The HDA has embarked on a process to frame and package a document and a series of provincial workshops on various forms of incremental tenure, which can be applied in the upgrading of peri-urban to semi-rural informal settlements commonly found within provinces that are largely rural in nature. Four case studies have been identified in Limpopo, the Northern Cape, North West and KZN.

One of the most important aspects of informal settlements upgrading, especially incremental upgrading, is the issue of land tenure. Once communities have security of tenure (and this can take many forms), they are more willing to participate with government in the upgrading process, particularly with improvements to their own homes.

Formal legal tenure for informal settlements’ residents is challenging and complicated, and this is often exacerbated on tribal land and communal land.
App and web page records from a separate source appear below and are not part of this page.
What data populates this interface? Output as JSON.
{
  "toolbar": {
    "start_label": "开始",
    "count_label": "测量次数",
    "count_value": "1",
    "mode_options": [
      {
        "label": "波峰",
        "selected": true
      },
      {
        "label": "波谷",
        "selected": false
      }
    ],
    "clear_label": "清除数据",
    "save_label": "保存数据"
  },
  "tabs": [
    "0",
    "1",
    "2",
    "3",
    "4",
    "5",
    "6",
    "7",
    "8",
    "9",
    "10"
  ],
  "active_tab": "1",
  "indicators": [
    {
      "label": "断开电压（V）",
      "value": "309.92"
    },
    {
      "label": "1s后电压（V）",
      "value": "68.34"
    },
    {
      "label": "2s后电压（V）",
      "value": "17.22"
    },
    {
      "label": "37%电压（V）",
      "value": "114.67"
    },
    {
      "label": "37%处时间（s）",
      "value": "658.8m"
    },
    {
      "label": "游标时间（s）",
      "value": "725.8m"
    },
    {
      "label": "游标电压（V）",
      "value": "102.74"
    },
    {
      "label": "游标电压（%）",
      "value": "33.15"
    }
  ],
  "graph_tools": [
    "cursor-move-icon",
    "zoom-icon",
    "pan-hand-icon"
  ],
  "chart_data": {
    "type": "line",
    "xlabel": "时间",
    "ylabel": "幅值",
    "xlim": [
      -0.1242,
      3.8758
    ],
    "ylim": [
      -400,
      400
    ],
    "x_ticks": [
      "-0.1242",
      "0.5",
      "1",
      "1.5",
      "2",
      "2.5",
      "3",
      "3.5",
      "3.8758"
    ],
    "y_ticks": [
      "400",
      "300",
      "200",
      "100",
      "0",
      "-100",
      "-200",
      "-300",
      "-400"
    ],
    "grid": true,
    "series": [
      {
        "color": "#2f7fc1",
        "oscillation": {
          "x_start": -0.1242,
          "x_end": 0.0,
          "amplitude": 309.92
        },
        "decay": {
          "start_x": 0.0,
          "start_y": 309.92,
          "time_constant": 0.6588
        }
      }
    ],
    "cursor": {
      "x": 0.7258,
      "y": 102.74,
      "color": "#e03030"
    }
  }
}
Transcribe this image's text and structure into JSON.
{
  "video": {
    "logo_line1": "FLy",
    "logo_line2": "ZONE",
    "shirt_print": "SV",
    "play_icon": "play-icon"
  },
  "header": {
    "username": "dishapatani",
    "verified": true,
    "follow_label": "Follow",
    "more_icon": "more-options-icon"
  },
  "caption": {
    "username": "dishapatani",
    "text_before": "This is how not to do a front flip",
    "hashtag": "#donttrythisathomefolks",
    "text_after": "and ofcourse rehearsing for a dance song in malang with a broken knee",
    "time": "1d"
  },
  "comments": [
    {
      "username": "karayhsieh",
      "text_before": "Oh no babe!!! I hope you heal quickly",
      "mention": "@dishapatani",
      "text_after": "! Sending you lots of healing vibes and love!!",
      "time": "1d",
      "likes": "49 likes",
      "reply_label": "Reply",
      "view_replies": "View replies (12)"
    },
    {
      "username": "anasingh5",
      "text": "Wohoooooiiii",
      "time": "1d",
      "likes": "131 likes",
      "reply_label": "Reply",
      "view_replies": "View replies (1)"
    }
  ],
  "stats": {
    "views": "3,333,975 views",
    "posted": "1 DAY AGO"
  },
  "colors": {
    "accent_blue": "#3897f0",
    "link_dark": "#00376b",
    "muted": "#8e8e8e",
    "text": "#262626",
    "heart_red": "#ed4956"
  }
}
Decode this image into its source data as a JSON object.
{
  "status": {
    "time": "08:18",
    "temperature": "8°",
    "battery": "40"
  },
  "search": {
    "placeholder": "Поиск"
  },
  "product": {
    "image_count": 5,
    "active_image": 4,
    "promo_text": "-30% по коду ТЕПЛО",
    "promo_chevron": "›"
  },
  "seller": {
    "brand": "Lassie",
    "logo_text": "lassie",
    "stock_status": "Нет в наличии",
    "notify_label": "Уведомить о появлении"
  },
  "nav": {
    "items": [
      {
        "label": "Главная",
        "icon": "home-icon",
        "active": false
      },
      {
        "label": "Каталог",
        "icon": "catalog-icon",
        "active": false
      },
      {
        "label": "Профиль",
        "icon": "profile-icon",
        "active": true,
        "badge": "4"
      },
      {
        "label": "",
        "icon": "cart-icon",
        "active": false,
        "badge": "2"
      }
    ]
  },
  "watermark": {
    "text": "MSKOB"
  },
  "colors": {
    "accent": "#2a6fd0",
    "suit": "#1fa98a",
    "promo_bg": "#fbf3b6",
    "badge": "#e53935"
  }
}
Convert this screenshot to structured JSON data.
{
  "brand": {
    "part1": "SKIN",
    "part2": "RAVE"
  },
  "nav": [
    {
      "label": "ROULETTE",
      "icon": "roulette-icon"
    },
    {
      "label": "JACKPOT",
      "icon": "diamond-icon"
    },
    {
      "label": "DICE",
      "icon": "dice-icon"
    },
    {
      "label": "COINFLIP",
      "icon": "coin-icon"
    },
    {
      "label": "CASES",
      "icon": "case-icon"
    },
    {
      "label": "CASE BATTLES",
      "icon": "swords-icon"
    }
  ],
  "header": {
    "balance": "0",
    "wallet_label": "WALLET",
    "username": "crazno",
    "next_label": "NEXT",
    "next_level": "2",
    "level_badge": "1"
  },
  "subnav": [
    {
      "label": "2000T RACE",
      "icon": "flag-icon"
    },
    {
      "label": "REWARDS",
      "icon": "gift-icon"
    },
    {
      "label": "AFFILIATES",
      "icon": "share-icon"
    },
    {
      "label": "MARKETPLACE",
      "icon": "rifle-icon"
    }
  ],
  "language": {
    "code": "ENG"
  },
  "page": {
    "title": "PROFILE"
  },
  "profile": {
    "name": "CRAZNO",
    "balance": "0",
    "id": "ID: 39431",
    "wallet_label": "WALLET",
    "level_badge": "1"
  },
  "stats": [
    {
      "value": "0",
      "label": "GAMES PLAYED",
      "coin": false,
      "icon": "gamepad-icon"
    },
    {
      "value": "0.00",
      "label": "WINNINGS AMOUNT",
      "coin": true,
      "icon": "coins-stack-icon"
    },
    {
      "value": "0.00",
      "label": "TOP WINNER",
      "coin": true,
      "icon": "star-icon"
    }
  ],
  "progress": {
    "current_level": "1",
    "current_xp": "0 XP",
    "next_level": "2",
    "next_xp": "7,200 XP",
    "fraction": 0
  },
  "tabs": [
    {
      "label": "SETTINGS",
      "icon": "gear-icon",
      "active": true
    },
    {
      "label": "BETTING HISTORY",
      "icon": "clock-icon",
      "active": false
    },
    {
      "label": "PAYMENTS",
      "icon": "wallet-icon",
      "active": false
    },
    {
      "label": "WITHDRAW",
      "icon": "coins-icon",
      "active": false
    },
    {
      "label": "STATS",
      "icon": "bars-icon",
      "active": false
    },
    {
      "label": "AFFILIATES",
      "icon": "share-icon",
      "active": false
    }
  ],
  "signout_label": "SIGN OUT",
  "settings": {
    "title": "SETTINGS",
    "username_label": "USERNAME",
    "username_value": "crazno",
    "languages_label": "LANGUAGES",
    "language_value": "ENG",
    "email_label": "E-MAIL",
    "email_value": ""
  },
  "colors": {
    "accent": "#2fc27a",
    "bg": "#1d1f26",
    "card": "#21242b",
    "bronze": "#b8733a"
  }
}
The HDA has been working with SERI/Development Works on a process to frame and package a document on incremental tenure options, with emphasis on informal settlements situated on tribal land and/or communal land. The process started with three provinces that are largely rural in nature – Limpopo, North West and the Northern Cape – but, at the request of NDHS/NUSP, the study has been expanded to KwaZulu-Natal, another province experiencing similar land tenure issues in tribal authorities. Land administration in these contexts is under the authority of traditional or tribal authorities. The work, in partnership with SERI/Development Works, will focus on tenure security and aims to explore the specific challenges, as well as possible recommendations for securing tenure in informal settlements situated on traditional authority land in communal areas.

A workshop to present the preliminary findings and recommendations was held on 27 January and attended by HDA staff, researchers, NGOs working in informal settlements and NUSP. The feedback from the workshop will assist with the next phase of the work – framing and packaging of four provincial workshops in Limpopo, North West, the Northern Cape and KZN, where the findings and recommendations will be presented to broader provincial stakeholders as well as the relevant sector departments.

A follow-up workshop was held in the Northern Cape. Its aim was to embark on a process to frame and package a document and workshop about incremental tenure options with particular emphasis on informal settlements that are situated on tribal and/or communal land in the Northern Cape Province. The municipalities in the province that are on tribal and/or communal land are Phokwane, Joe Morolong and Ga-Segonyana.

As set out, the following objectives of the workshop were achieved:

  • To present the tenure document for the Northern Cape NUSP Forum
  • To explore the specific challenges and provide possible recommendations for securing tenure in informal settlements situated on traditional authority land/communal areas

Attendees welcomed the findings of the workshop. It was attended by the Department of Public Works, officials from the district and local municipalities, as well as Co-operative Governance, Human Settlements and Traditional Affairs (COGHSTA) officials.